The Hidden S in Phone Booth

The Hidden S' Favorite Things: The Fleischer Superman cartoons... Between 1941 and 1943, Paramount Studios released 17 cartoons featuring Superman. This series remains popularly known as the Fleischer Superman Cartoons and was the most sophisticated and well-financed animation of its time. Initially, Paramount had wanted to cash in on the Harry Potter-like popularity of Superman and they approached Fleischer studios' Max and Dave Fleischer to create a series of animated shorts featuring the Man of Steel. The brothers were reluctant to work on this kind of thing since they had a couple of other time consuming projects that they were working on at the time. The brothers seemed to have had at least some curiosity about the project as they proposed they would do the series for $100,000.00 an episode (about six times what a regular animated short would cost). Despite this outrageous proposal, Paramount did not completely balk at this and eventually the brothers managed to get $50,000 per episode, less than their original offer but still many times more than they were used to getting for their other work. The first entry in the series was titled simply "Superman" and it got an Academy Award nomination for Best Animated Short Subject for 1941. All told, the Fleischers produced nine shorts in this series before Paramount took over from the Fleischers, whose quarreling was starting to interfere with their productivity. The look of the animation continued to be sleek and stylish, but the subject matter tended more towards military propaganda (the first nine shorts focused on Superman fighting off science fiction type monsters, meteors and the like) with Superman/Clark Kent fighting the Axis menace in Japan and Europe. A big part of the look of the animation was in the process of rotoscoping, which was a technique that saw animators trace over live footage. This method was used in these films and as a result, the movements of Superman were particularly graceful and even balletic. The movements of The Man of Steel seemed realistic and when he pushed off to fly or leap you can see the effort in a way that makes sense from a physics standpoint. Besides visual influence, the animated films also helped coin the "Faster than a Speeding Bullet, more powerful than a locomotive, able to leap tall buildings in a single bound" phrasing. Equally noteworthy was the origin of the "Look up in the sky..." part of the Superman mythology which also originated here. These cartoons remain highly influential. The film Sky Captain and the World of Tomorrow (2005) basically stole entire sequences from the Fleischer cartoons.

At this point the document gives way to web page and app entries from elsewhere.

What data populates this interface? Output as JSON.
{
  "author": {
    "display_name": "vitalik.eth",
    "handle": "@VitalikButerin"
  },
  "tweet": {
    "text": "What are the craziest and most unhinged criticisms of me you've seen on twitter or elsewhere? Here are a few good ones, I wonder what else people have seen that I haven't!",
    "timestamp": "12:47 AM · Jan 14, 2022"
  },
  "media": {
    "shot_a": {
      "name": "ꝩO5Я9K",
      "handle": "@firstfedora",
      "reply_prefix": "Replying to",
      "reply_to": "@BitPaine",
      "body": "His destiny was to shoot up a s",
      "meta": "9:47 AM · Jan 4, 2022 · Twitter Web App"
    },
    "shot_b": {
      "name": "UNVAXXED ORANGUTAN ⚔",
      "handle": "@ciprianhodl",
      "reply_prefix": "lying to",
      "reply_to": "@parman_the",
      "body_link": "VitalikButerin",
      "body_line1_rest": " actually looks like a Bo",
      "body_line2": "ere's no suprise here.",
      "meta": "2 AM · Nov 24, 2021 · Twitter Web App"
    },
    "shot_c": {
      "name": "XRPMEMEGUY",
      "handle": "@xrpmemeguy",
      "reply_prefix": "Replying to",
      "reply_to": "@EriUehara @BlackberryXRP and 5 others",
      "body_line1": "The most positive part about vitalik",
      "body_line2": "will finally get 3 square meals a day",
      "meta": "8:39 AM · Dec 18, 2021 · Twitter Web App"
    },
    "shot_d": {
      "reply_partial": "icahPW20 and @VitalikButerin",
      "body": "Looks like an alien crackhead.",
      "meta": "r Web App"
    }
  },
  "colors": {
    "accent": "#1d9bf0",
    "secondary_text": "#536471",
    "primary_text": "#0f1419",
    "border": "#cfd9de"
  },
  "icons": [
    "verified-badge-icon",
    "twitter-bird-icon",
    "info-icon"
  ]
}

Alex Ross' Kingdom Come Superman was portrayed with the Fleischer's "S" shield on his suit. Anime artists like Miyazaki have referenced this series of animation shorts in their work. Batman: The Animated Series was also consciously influenced by the works of the Fleischers and Paramount. Superman Returns (2006) saw Brian Singer pay homage to the art deco stylings of the Fleischer's work in the design of The Daily Planet and a couple of action sequences (most notably where Superman stops a plane from crashing). The legacy of these cartoons is that they were the first real portrayal of a superhero on celluloid. They also set a precedent for pouring serious money and talent into the cinematic portrayal of a superhero. As for the stories and character the Fleischers and Paramount gave the scripts some real zip and wit. One of my favorites: Lois sees a muscular silhouette in the dark and kisses the man thinking it is Superman only to turn on a light and see that she has kissed...Clark Kent. This kind of romantic ping pong was rarely seen in the comics and really developed for the first time in this series. Finally, it is refreshing to see Superman portrayed as a strong, muscular guy and not as a steroidal freak. The freakish muscularity of superheroes from the 80's to the present has been one of the most annoying and silly aspects of mainstream comics. Artists like Alex Ross and David Aja have been helpful in reversing this trend to a point. Ross' realistic portrayals of anatomy owe something to the dimensions of the Fleischer/Paramount Superman which are grand without being unrealistic. Superman's light-heavyweight frame is somehow formidable without calling attention to itself. These animated shorts remain in the public domain and are available from a number of manufacturers and companies. In April of this year Warner Bros. is set to release what promises to be the definitive versions of these animated films entitled Max Fleischer's Superman 1941-1943. This version will be taken from the original masters and will include featurettes about The Man of Steel and the making of these animated films. I can't wait... The Hidden "S"